Disclaimer,  The Dungeoneers  has been nominated for the Cybils award and my review reflects my personal opinion, not the opinion of the Cybils committee.  

Tuesday, November 3, 2015

The Copper Gauntlet by Holly Black and Cassandra Clare

Published by:  Scholastic Press September 1st 2015
Genres:  Fantasy
Pages: 304
Format: Hardcover
Source:  Library 
Series:  Book 2 in the Magisterium 

Magisterium2_jktCallum has returned to his father for the summer and things between the two feel "strained." Callum feels his father is still upset at him for getting accepted into the Magisterium, despite Callum trying to fail.   Plus, entertaining and keeping Havoc hidden (Callum's Chaos wolf) at home has been challenging. When Havoc ends up missing, Callum goes to investigate and finds him muzzled and chained in the basement next to a bed with shackles.  Fearing that his fathers has horrible plans for him and Havoc, Callum flees to Tamara and eventually returns to the Magisterium to begin the next year.  But, Callum's problems only follow when he finds out that The Alkahest has been stolen by his father, and he plans to turn it over to the enemy.   Call and his friends sneak out of the Magisterium to try to recover the Alkahest, because in the wrong hands it can be used as a weapon to destroy the Makar, Aaron. 

Most of the action of The Copper Gauntlet takes place outside the Magisterium, which was both a good and bad thing for me.  I kinda like the school, with its deep underground caverns, and there really weren't any classes with Master Rufus this time around.  How are they so adept at using their abilities without a little training? Plus, there were less opportunities for getting to know more about Warren the lizard.  Yet, with all the action Aaron, Tamara and Callum began to draw closer, so I'll take that.  And with Jasper  joining them on their quest for the Alkahest,  there is the addition of some entertaining moments.  Mostly because Jasper doesn't trust Callum, but also because you can never truly tell whether Jasper is on their side or not. His character is really growing on me.   In the very beginning of the book Callum also kept an "Evil Overlord" list, or running tally of things that he felt put him in a"good" or "bad" category, so it was interesting to see how even Callum struggles with which side he falls on.   One thing that did get tiring was the number of lies, Callum lying to Aaron and Tamara, Tamara lying to Callum when she says she wont tell about his dad,  and Callum continuing to lie at the end to the Magisterium.   Callum spends a large part of the time worrying about how everyone will feel once they find out his secret, so I'm glad that at least he was able to finally reveal it to Aaron and Tamara.    Overall, I like how things are progressing in the series,  and hope we will see more within the Magisteium itself in the next book.  

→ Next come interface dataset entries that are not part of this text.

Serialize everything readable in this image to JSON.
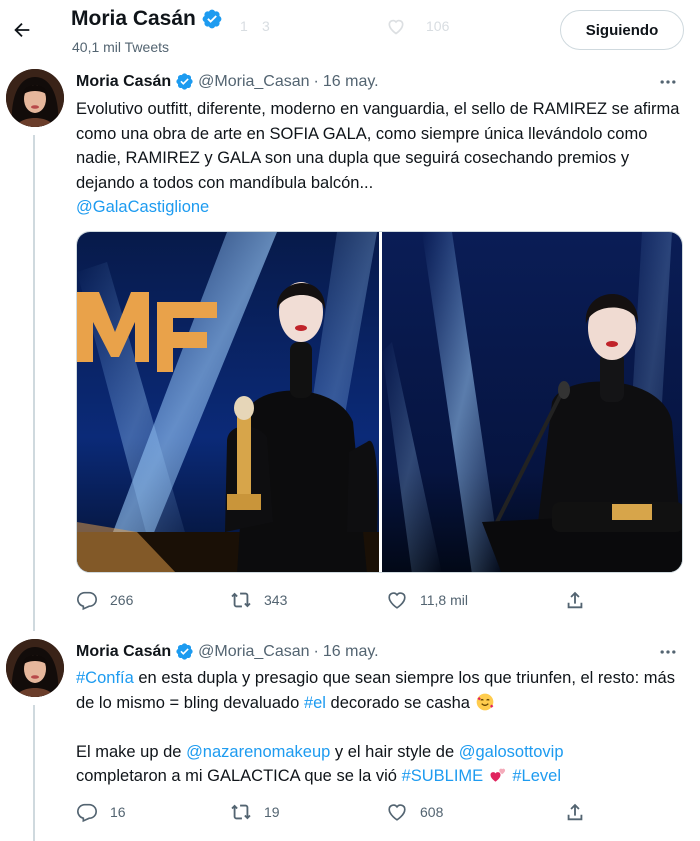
{
  "header": {
    "name": "Moria Casán",
    "tweet_count": "40,1 mil Tweets",
    "follow_label": "Siguiendo",
    "ghost_counts": [
      "1",
      "3",
      "106"
    ]
  },
  "tweets": [
    {
      "name": "Moria Casán",
      "handle": "@Moria_Casan",
      "dot": "·",
      "date": "16 may.",
      "text": "Evolutivo outfitt, diferente, moderno en vanguardia, el sello de RAMIREZ se afirma como una obra de arte en SOFIA GALA, como siempre única llevándolo como nadie, RAMIREZ y GALA son una dupla que seguirá cosechando premios y dejando a todos con mandíbula balcón...",
      "mention": "@GalaCastiglione",
      "replies": "266",
      "retweets": "343",
      "likes": "11,8 mil"
    },
    {
      "name": "Moria Casán",
      "handle": "@Moria_Casan",
      "dot": "·",
      "date": "16 may.",
      "hashtag_1": "#Confía",
      "text_1": " en esta dupla y presagio que sean siempre los que triunfen, el resto: más de lo mismo = bling devaluado ",
      "hashtag_2": "#el",
      "text_2": " decorado se casha ",
      "text_3": "El make up de ",
      "mention_1": "@nazarenomakeup",
      "text_4": " y el hair style de ",
      "mention_2": "@galosottovip",
      "text_5": "completaron a mi GALACTICA  que se la vió ",
      "hashtag_3": "#SUBLIME",
      "text_6": " ",
      "hashtag_4": "#Level",
      "replies": "16",
      "retweets": "19",
      "likes": "608"
    }
  ],
  "icons": {
    "back": "arrow-left-icon",
    "verified": "verified-badge-icon",
    "reply": "reply-icon",
    "retweet": "retweet-icon",
    "like": "heart-icon",
    "share": "share-icon",
    "more": "more-icon",
    "emoji_1": "smiling-face-with-hearts-icon",
    "emoji_2": "two-hearts-icon"
  },
  "colors": {
    "accent": "#1d9bf0",
    "text": "#0f1419",
    "secondary": "#536471",
    "border": "#cfd9de"
  }
}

Disclaimer, The Copper Gauntlet  has been nominated for the Cybils award and my review reflects my personal opinion, not the opinion of the Cybils committee.